* _Work item_
Where a line of the material includes the string "Artikel", copy that line.

[Data]

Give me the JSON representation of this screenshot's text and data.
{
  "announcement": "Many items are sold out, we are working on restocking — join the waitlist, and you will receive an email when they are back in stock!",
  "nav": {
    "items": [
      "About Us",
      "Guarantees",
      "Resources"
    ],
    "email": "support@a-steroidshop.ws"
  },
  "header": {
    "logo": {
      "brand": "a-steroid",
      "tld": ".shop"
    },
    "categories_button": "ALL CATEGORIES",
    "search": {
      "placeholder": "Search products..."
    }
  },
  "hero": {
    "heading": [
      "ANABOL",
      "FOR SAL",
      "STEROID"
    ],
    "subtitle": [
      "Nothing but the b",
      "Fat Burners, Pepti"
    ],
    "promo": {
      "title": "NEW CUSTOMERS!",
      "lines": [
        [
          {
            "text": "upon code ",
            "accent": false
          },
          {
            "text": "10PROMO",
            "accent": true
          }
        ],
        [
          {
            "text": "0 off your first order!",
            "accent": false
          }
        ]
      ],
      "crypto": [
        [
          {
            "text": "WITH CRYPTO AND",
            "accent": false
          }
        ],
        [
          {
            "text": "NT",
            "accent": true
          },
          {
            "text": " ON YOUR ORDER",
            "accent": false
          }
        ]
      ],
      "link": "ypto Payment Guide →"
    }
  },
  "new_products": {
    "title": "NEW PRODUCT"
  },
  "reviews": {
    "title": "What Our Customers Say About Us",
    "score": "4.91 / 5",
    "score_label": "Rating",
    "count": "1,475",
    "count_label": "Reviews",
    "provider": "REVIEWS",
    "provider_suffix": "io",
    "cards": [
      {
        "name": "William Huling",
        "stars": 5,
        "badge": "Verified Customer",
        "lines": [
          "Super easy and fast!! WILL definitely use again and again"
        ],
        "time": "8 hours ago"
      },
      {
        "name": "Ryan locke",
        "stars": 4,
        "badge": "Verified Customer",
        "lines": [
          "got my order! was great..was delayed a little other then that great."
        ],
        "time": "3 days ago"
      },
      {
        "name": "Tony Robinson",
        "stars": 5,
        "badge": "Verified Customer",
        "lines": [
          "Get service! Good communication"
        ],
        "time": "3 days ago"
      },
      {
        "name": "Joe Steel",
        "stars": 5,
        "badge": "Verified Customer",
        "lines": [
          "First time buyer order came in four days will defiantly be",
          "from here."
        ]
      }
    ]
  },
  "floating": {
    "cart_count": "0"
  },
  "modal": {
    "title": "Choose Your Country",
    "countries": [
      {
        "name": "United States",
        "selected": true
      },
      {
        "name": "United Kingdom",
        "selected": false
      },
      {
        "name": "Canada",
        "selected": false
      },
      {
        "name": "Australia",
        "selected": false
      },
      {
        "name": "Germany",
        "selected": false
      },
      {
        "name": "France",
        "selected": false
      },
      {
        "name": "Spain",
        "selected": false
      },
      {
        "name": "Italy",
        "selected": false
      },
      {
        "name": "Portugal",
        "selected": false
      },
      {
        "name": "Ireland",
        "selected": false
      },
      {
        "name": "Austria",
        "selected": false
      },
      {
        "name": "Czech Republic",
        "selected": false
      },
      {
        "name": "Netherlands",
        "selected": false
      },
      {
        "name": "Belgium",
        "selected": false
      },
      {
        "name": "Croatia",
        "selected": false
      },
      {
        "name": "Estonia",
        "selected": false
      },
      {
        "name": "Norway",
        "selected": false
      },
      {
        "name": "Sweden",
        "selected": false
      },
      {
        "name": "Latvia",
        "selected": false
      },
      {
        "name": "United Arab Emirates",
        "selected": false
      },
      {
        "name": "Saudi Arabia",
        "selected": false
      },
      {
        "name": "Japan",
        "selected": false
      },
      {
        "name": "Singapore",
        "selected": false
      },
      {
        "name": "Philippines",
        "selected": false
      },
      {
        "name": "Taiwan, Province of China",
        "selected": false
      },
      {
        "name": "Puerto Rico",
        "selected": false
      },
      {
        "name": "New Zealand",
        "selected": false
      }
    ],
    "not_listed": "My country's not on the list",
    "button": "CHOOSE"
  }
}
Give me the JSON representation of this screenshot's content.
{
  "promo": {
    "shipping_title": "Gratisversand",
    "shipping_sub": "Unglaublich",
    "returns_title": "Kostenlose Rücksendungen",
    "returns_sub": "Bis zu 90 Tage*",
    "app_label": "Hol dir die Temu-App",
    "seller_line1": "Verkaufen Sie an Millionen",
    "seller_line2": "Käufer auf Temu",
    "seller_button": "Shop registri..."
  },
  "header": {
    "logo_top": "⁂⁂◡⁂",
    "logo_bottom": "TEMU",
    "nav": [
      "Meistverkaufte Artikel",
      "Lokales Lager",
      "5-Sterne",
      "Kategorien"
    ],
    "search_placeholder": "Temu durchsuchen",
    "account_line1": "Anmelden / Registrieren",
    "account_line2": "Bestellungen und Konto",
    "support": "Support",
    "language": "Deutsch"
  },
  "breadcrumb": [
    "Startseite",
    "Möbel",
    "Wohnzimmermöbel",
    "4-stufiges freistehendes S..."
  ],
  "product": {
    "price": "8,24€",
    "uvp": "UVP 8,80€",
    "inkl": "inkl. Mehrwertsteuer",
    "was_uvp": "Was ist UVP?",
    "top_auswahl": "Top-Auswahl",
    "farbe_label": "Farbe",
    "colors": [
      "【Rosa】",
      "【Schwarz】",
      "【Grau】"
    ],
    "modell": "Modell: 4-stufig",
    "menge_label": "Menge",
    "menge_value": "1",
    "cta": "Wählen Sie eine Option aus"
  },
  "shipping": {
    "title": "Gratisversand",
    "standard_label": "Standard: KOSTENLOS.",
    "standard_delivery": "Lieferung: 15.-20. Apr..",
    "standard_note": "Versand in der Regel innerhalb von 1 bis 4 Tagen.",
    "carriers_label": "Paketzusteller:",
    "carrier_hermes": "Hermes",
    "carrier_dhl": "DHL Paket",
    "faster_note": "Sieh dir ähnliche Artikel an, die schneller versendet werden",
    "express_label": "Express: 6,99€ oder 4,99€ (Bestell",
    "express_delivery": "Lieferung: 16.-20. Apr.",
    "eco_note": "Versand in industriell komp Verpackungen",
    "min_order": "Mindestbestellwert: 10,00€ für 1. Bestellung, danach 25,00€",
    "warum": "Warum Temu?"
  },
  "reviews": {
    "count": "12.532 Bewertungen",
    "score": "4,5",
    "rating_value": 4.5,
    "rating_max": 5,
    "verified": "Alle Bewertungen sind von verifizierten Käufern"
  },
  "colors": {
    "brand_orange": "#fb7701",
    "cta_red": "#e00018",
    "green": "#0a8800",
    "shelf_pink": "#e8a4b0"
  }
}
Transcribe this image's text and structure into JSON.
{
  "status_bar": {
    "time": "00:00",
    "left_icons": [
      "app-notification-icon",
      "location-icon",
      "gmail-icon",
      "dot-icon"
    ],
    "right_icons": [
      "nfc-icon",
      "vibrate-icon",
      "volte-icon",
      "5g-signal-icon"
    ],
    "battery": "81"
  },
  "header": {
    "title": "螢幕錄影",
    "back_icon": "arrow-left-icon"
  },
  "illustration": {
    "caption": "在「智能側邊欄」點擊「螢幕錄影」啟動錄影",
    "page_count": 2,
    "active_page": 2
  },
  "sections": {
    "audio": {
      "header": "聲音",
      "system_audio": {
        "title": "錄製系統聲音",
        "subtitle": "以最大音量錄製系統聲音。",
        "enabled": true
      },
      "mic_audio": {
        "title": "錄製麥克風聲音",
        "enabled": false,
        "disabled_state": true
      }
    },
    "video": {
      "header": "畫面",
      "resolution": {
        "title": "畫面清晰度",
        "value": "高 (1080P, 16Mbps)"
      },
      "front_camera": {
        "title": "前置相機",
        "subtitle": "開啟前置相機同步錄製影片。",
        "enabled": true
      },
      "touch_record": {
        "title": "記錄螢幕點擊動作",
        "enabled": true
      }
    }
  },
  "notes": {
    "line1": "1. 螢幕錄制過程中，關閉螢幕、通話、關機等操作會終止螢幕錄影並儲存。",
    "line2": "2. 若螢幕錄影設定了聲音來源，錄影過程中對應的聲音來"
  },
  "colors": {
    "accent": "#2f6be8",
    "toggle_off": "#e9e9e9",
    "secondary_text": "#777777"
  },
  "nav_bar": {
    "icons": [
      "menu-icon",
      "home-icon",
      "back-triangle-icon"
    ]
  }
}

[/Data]

* _Answer box_
      "Meistverkaufte Artikel",
    "faster_note": "Sieh dir ähnliche Artikel an, die schneller versendet werden",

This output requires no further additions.